Airplanes are a special case for peanut allergies because they use a recirculated air system that keeps pumping the same air around over and over, spreading allergens over the enitre area of the plane while not giving them any way to escape.
Grocery stores are larger, contain the peanuts in unopened packages, and have continual air replenishment. Therefore there is less chance of encountering anything you might have a reaction to.
I know someone with such allergies problems who makes extensive use of on-line grocery delivery services and has her husband unpack the stuff when it arrives, just in case a mistake has been made.
While my allergies are not so bad as that, they are a collassal inconvenience. Accurate labeling on food is a MUST. I don’t want to deprieve anyone of enjoying their favorite foods, I just want the information to be complete so I can stay healthy.
I have heard of people were allergies so sensative they they reacted to a Snickers bar still in the wrapper. However, I think there would be a reasonable expectation for someone who had an allergy like that to know that peanut products would be in a grocery store.
What I don’t understand about this whole peanut-allergy thing is, has it actually become more common in the past few decades? Or is it just being reported more because of larger populations and better communications?
I’d hate to have to declare my apartemnt off-limits to a friend because I’ve had peanut-butter on the cutlery.

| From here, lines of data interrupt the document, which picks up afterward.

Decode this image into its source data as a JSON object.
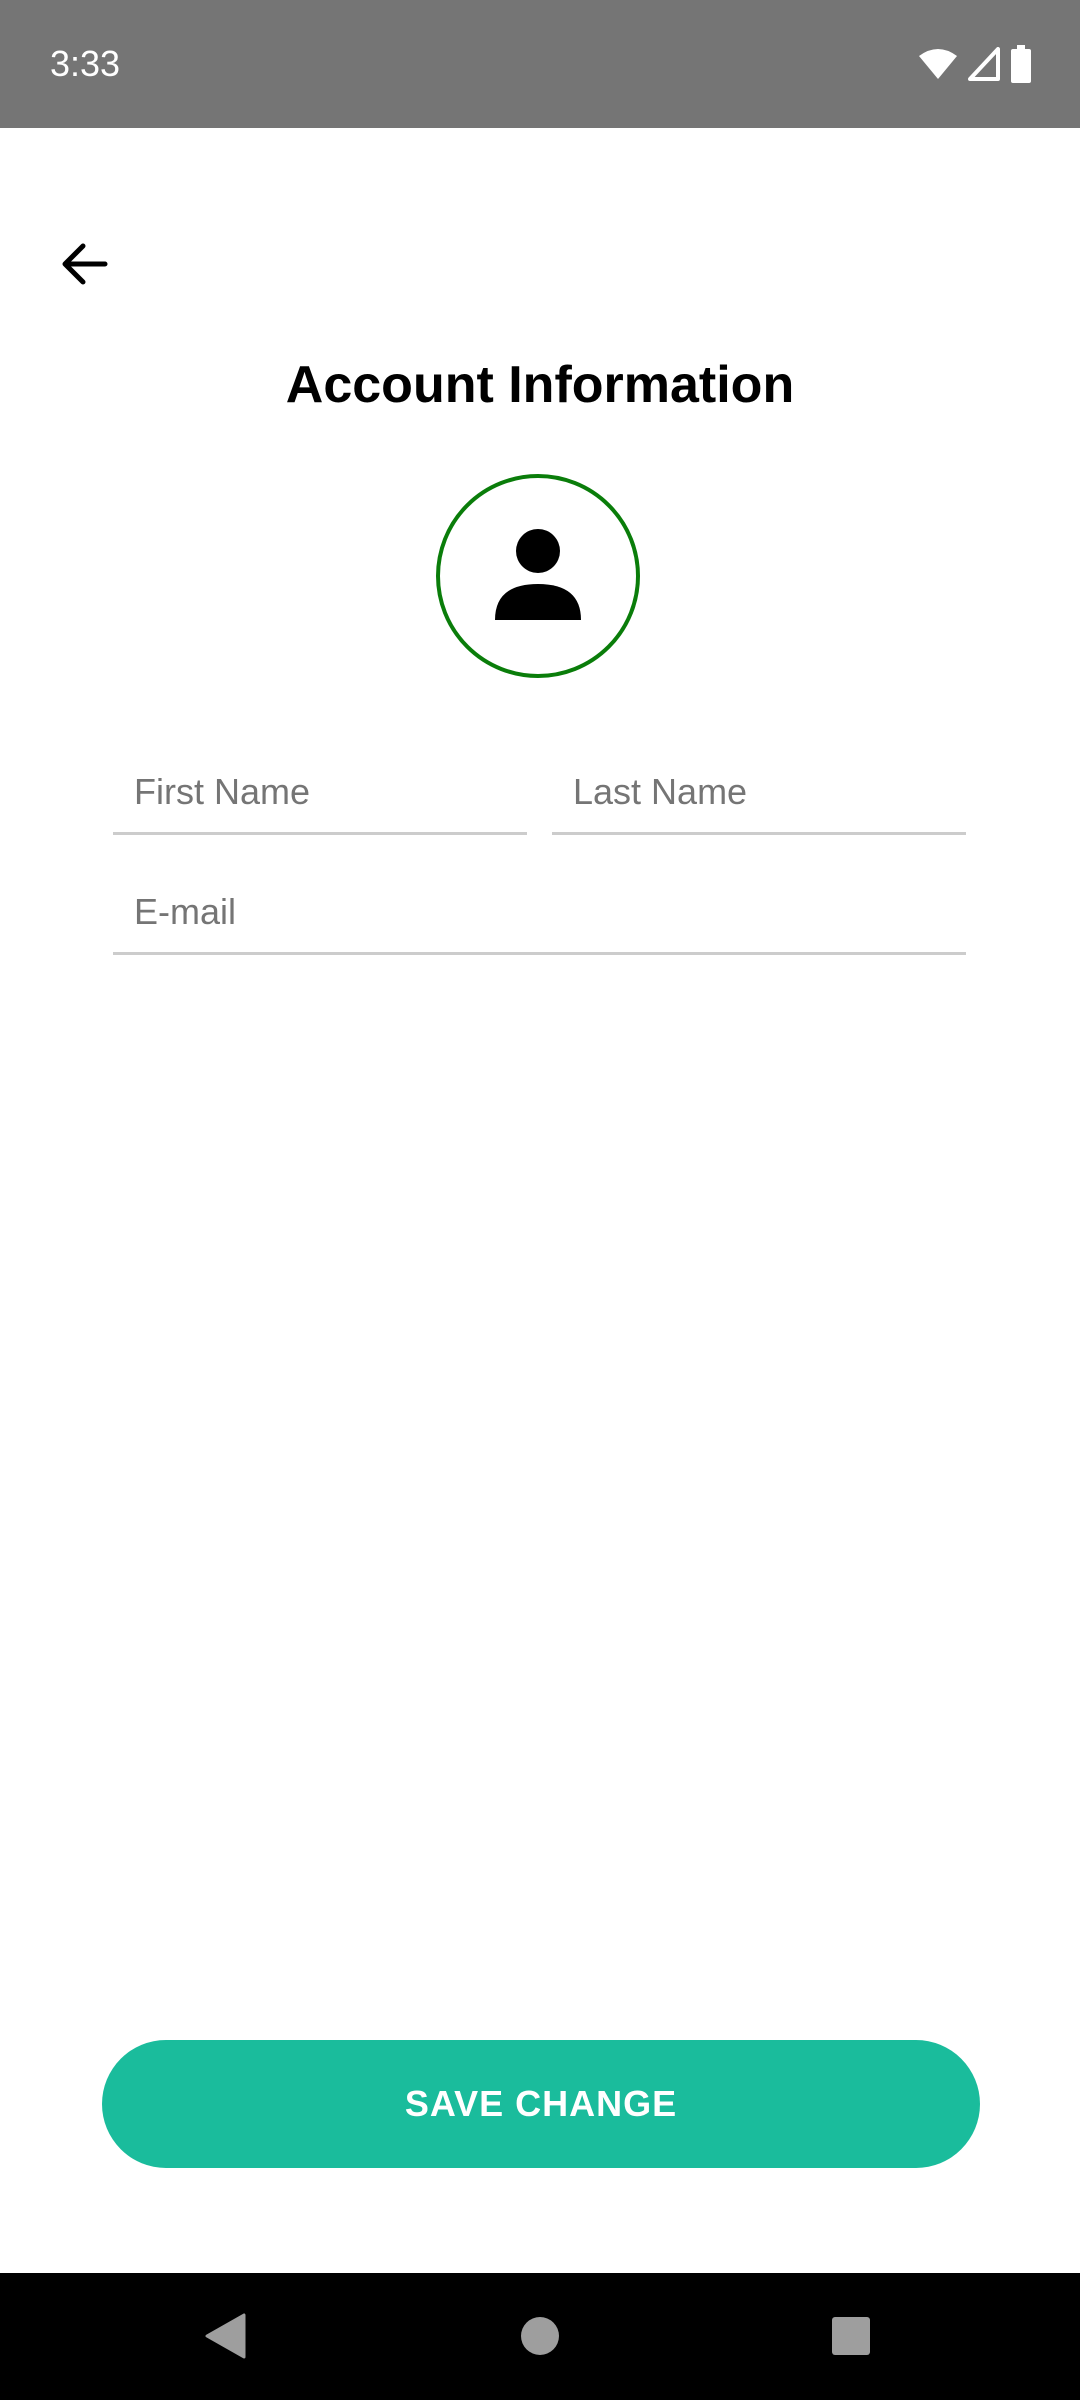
{
  "status_bar": {
    "time": "3:33",
    "icons": [
      "wifi-icon",
      "cell-signal-icon",
      "battery-icon"
    ]
  },
  "header": {
    "back_icon": "arrow-left-icon",
    "title": "Account Information"
  },
  "avatar": {
    "icon": "person-icon",
    "border_color": "#0a7d0a"
  },
  "form": {
    "first_name": {
      "value": "",
      "placeholder": "First Name"
    },
    "last_name": {
      "value": "",
      "placeholder": "Last Name"
    },
    "email": {
      "value": "",
      "placeholder": "E-mail"
    }
  },
  "actions": {
    "save_label": "SAVE CHANGE",
    "save_color": "#1abc9c"
  },
  "nav_bar": {
    "buttons": [
      "back-triangle-icon",
      "home-circle-icon",
      "recents-square-icon"
    ]
  }
}
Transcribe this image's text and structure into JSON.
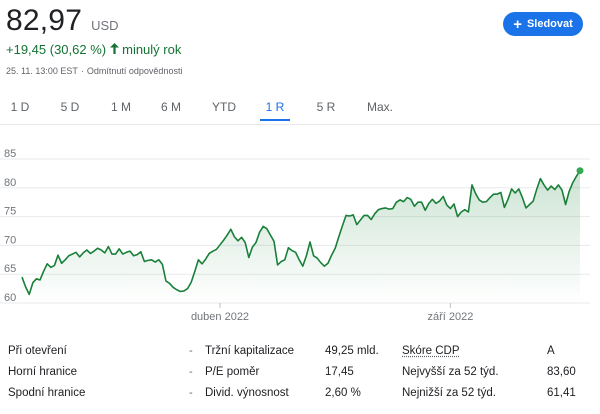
{
  "quote": {
    "price": "82,97",
    "currency": "USD",
    "change": "+19,45 (30,62 %)",
    "change_period": "minulý rok",
    "timestamp": "25. 11. 13:00 EST",
    "disclaimer": "Odmítnutí odpovědnosti"
  },
  "follow_button": {
    "label": "Sledovat",
    "color": "#1a73e8"
  },
  "tabs": [
    {
      "label": "1 D"
    },
    {
      "label": "5 D"
    },
    {
      "label": "1 M"
    },
    {
      "label": "6 M"
    },
    {
      "label": "YTD"
    },
    {
      "label": "1 R",
      "active": true
    },
    {
      "label": "5 R"
    },
    {
      "label": "Max."
    }
  ],
  "chart_data": {
    "type": "area",
    "y_ticks": [
      "85",
      "80",
      "75",
      "70",
      "65",
      "60"
    ],
    "ylim": [
      60,
      85
    ],
    "x_ticks": [
      "duben 2022",
      "září 2022"
    ],
    "grid": true,
    "line_color": "#188038",
    "series": [
      {
        "values": [
          64.5,
          62.8,
          61.5,
          63.5,
          64.2,
          64,
          65.5,
          66.8,
          66.2,
          66.5,
          68.3,
          66.9,
          67.5,
          68.2,
          68.5,
          68.8,
          68,
          68.7,
          69.2,
          68.6,
          69,
          69.5,
          69.2,
          68.7,
          69.8,
          68.5,
          68.5,
          69.4,
          68.5,
          68.8,
          69,
          68.2,
          68.4,
          68.9,
          67.2,
          67.4,
          67.5,
          67.1,
          67.5,
          66.7,
          63.8,
          63.4,
          62.7,
          62.3,
          62,
          62.1,
          62.5,
          63.6,
          65.5,
          67.5,
          66.8,
          67.6,
          68.6,
          69,
          69.3,
          70.1,
          70.9,
          71.8,
          72.8,
          71.5,
          70.8,
          71.4,
          70.5,
          67.9,
          69.7,
          70.5,
          72.3,
          73.3,
          72.9,
          71.8,
          70.7,
          66.6,
          67.2,
          67.5,
          69.6,
          69.1,
          68.8,
          67.5,
          66.4,
          68.2,
          70.6,
          68.2,
          67.8,
          67,
          66.4,
          66.9,
          68.3,
          69.5,
          71.5,
          73.4,
          75.2,
          75.1,
          75.3,
          73.6,
          74.4,
          75.2,
          75.2,
          74.5,
          75.5,
          76.2,
          76.4,
          76.5,
          76.3,
          76.4,
          77.5,
          77.9,
          77.6,
          78.3,
          78,
          76.8,
          77.5,
          77.5,
          76.1,
          77.3,
          78,
          77.3,
          77.7,
          78.5,
          77,
          76.4,
          77.2,
          75,
          75.8,
          76.2,
          75.8,
          80.5,
          79,
          77.9,
          77.5,
          77.6,
          78.3,
          78.9,
          78.9,
          79.2,
          76.6,
          78,
          79.8,
          79.1,
          79.8,
          78.3,
          76.5,
          77.1,
          77.7,
          79.8,
          81.6,
          80.5,
          79.6,
          80.3,
          79.7,
          80.5,
          79.6,
          77.1,
          79.4,
          80.9,
          82,
          82.97
        ]
      }
    ]
  },
  "stats": {
    "col1": [
      {
        "label": "Při otevření",
        "value": "-"
      },
      {
        "label": "Horní hranice",
        "value": "-"
      },
      {
        "label": "Spodní hranice",
        "value": "-"
      }
    ],
    "col2": [
      {
        "label": "Tržní kapitalizace",
        "value": "49,25 mld."
      },
      {
        "label": "P/E poměr",
        "value": "17,45"
      },
      {
        "label": "Divid. výnosnost",
        "value": "2,60 %"
      }
    ],
    "col3": [
      {
        "label": "Skóre CDP",
        "value": "A"
      },
      {
        "label": "Nejvyšší za 52 týd.",
        "value": "83,60"
      },
      {
        "label": "Nejnižší za 52 týd.",
        "value": "61,41"
      }
    ]
  }
}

I wonder, as the warning becomes more common, does it become devalued? When every store covers its ass with a warning that some products MAY contain traces of nuts, does it get harder to spot the products that DO contain traces of nuts?
It’s my understanding, though, that wheat allergies are both more common and typically more severe than peanut allergies, but that many people who think they’re allergic to peanuts aren’t. With as much publicity as peanut allergies get, a person who eats a peanut butter sandwhich and subsequently gets sick is likely to blame the peanuts, regardless of whether they had anything to do with it.
First of all, there is overreactive/overprotective parents. They find out the kid is allergic to something (like peanuts) and want to declare a 1/2 mile wide “No Allergen Zone” around the kid. This is not practical an seldom truly necessary. MOST people with food allergies are not as sensitive as all that (just a very few) and can co-exist in the same room as the Offending Substance without dropping dead - as long as they don’t eat.
In fact, even if they DO eat an Offending Substance, many folks with food allergies will not drop dead. They may acquire an itchy rash. They may have uncontrollable vomiting or diarrhea. Clearly, none of the above is something we want to have happen in public, even if it’s not fatal.
The best tactic is to ASK. “Do you have a food allergy?” “Oh, you’re allergic to X? What precautions should I take?” If you’re cooking something, save the wrappers from the ingrediants so an allergic person can read them. THEY usually know what is and isn’t a problem.
But. yes, allergies ARE becoming more of a problem. In part because more people are allergic. In part because reactions that might have been fatal in the past people are more likely to survive, thus remaining in the pool of allergic people. But also because mass production food methods can spread certain food stuffs throughout the entire diet. The ubiquitiousness of wheat, dairy, corn products, and certain others is an artificial situation unique to the 20th Century and later. This makes it harder for the allergic to avoid certain substances, which only adds to the problem
Well, at least in practical terms he/she had better be prepared.
My mom is a classic peanut allergic. She swells at the touch of them:
“Oh Bob, you kissed me with peanut butter lips!”
“I ate it half an hour ago!”
Actually ingesting some peanuts runs a good chance of closing her trachea.
About two years ago she got ahold of a cookie with peanut oil, and her cousin took her to his pediatric clinic (he’s the doctor there), and he was worried. If it got worse, he was going to take her to the real hospital.
She is a Nurse Practicioner, and was an RN for decades so for her to carry a hypodermic with antihistamines wasn’t that big a deal, but I suggest it for anyone else that allergic. We always had to use the jelly before the peanut butter, wash the knife by hand, and then put it in the dish washer. She would stay about ten feet away.
I make sure I have an EpiPen in reach, or at least readily available at all times, have needed it twice, once from hazelnuts and once from an unknown trigger. Suddenly being unable to breathe is not a lot of fun! Peanuts usually give me some warning, like swelling of lips or tongue or an asthmatic reaction to airborne aerosol. The problem is that so many foods use a variety of ingredients, so you get lulled into a false sense of security after trying a product only to have a reaction later.
We have peanut butter in the house because my wife and 2 of our kids like it, our oldest is also allergic. It is actually a simple matter to avoid it, as mentioned above regarding utensils we have a you use it, you wash it rule. As long as the container is closed there is no problem. Peanuts in the car are a big problem, confined space and closed environment.